More Questions...

A question I am asked from time to time:

"Why should we learn a foreign language (Korean, Japanese, French, Tagalog, whichever) just so we can learn a martial art? What's wrong with English?".

"What's wrong with English?"; I am not going to open that can of worms. Not today. Well, maybe a little.

Another question I am asked from time to time:

"How does a low block work? Is your arm really strong enough to block a kick like that?". Like that little Non Sequitur?

The standard reply from instructors all over the US is "of course it is! You just have to (be faster/be stronger/be more powerful/rotate your hips/put your weight behind it)". In truth, unless you are a REALLY big and strong person, your puny little arm is no match for a full-force powerful kick from me. That is just not happening.

So why do we teach "low block"? Because if you teach it correctly it works and this is where knowing the original language becomes important.

Back to "What is wrong with English?".

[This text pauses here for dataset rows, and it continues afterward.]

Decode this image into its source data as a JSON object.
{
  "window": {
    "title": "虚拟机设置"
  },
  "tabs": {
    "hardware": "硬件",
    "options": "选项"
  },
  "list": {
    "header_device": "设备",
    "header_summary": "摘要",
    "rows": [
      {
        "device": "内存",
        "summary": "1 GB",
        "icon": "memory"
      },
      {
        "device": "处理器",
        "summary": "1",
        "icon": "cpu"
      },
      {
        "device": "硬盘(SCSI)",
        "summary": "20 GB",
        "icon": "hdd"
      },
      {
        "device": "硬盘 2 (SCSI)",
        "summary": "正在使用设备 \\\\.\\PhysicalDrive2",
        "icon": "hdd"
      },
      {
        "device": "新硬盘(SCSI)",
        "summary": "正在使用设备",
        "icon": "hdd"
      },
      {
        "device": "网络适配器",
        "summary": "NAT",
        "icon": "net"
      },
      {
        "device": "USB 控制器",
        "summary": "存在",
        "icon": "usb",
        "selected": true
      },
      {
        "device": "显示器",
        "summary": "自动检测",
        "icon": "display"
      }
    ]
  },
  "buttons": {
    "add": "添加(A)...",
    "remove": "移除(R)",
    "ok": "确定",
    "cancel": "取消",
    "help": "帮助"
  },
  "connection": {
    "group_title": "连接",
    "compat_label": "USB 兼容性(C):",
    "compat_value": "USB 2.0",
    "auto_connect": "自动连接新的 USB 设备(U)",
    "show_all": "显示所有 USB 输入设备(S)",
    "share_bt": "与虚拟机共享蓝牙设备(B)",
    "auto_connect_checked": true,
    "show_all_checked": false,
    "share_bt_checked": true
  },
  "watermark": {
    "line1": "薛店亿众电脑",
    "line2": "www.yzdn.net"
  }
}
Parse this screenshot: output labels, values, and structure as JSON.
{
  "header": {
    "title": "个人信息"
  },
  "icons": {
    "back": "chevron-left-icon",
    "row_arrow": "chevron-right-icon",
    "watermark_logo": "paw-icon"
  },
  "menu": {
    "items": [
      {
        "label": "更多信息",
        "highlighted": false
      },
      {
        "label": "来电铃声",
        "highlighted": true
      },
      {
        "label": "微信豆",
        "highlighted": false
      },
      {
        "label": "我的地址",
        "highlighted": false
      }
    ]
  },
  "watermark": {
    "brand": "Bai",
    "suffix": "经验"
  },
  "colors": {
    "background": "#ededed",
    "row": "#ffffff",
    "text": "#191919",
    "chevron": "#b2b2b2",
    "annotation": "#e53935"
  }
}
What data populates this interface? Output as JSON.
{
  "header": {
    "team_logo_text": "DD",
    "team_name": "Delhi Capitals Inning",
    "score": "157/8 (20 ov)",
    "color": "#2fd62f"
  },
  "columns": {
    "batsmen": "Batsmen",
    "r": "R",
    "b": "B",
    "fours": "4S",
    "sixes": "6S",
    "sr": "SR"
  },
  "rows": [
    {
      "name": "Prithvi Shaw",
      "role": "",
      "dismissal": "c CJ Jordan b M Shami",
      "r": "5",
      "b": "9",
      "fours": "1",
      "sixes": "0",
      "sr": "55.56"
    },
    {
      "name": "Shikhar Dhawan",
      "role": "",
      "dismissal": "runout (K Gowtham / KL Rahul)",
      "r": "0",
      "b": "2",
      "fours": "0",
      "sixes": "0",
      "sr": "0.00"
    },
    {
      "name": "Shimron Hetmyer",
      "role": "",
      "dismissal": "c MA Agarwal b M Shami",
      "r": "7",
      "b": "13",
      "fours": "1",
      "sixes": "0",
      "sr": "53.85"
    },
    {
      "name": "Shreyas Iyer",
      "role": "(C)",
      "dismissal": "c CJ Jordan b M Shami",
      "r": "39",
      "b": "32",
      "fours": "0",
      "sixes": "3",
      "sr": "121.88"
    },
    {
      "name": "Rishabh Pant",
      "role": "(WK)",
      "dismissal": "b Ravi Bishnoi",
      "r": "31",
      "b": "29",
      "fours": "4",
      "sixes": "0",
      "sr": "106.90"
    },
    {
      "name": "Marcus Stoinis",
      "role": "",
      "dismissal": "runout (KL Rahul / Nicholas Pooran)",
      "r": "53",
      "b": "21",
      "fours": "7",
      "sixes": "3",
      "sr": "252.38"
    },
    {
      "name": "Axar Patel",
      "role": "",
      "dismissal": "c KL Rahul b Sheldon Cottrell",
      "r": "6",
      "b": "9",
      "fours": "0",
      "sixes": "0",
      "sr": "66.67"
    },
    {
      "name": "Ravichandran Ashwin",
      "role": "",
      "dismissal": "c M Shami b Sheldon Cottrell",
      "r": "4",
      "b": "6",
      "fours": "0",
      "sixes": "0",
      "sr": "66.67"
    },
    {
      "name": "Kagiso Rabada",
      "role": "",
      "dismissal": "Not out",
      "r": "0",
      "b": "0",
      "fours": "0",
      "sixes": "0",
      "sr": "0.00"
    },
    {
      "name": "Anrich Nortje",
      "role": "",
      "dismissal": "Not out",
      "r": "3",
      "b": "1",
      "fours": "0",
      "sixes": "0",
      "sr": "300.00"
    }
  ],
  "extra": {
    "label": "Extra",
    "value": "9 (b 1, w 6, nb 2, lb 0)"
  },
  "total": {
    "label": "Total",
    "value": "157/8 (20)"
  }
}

Nothing per se, but the translations from other languages are often horrendous. Case in point, "low block". "Low block" came into Tae Kwon Do from Shotokan Karate; Shotokan Karate and othe forms of karate came from Okinawan karate, Okinawan karate came from Naha-te, Shuri-te and Tomari-te. So the origins are "Korean, Japanese, Japanese and Ryuku Japanese; the point is: English is not in there anywhere.

In English, Rising/High block, Outer Forearm block, Low block are all the same thing - types of blocks. In Japanese though, Age-uke (rising block) and Soto-ude-uke (outside forearm block) are uke (blocks? are they?) but "low block" is Gedan Barai. Not the same thing at all.

"Gedan Barai" is "low level sweep". Blocks are intended to stop something from moving but sweeps are designed to redirect something while it is moving. This is why "low block" works; because it is not really a block at all.

And this was not really a Non Sequitur at all, either.